**What is being asked**:
The lines below that include the word "authentication" are to be reported.

Element data from apps and pages
+++
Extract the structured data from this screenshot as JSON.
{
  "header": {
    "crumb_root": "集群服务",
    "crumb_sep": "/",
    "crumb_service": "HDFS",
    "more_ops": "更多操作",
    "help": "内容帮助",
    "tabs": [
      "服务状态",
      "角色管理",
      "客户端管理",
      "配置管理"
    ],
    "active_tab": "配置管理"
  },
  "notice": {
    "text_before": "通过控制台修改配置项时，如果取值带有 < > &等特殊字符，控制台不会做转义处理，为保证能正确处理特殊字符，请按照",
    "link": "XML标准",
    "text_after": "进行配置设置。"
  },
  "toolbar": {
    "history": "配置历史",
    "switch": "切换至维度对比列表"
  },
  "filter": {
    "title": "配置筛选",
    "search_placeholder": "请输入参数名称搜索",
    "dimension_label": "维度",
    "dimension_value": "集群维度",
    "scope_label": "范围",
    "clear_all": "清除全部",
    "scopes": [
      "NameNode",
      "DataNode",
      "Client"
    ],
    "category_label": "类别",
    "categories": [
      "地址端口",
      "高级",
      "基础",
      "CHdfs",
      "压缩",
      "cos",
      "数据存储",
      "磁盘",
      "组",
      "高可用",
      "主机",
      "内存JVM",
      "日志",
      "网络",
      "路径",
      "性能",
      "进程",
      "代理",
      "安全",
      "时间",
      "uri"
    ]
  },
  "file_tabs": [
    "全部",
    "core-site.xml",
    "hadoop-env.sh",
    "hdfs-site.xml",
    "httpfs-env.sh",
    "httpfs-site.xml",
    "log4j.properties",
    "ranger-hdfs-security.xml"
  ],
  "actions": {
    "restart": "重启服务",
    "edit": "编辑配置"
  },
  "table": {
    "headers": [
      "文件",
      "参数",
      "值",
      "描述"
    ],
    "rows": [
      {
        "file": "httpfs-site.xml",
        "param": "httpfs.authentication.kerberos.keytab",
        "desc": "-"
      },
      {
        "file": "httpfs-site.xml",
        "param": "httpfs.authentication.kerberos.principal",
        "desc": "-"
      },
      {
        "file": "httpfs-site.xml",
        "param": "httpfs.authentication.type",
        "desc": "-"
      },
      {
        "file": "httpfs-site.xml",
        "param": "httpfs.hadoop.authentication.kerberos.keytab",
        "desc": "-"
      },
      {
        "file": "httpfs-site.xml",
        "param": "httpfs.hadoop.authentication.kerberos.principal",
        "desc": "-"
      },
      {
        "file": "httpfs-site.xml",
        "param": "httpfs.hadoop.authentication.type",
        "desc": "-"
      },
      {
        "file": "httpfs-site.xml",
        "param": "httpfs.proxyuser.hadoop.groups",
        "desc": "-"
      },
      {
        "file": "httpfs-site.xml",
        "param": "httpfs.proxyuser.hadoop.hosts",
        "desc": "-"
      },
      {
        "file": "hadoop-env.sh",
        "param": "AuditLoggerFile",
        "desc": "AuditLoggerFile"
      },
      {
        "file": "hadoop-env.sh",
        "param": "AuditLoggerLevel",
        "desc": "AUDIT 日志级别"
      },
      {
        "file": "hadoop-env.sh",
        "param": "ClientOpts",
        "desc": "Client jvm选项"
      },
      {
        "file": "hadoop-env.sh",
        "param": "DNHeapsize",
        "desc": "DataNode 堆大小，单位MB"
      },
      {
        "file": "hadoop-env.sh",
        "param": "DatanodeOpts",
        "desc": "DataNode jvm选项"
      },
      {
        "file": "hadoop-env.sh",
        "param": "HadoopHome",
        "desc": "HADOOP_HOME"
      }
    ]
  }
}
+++
**Reply**:
        "param": "httpfs.authentication.kerberos.keytab",
        "param": "httpfs.authentication.kerberos.principal",
        "param": "httpfs.authentication.type",
        "param": "httpfs.hadoop.authentication.kerberos.keytab",
        "param": "httpfs.hadoop.authentication.kerberos.principal",
        "param": "httpfs.hadoop.authentication.type",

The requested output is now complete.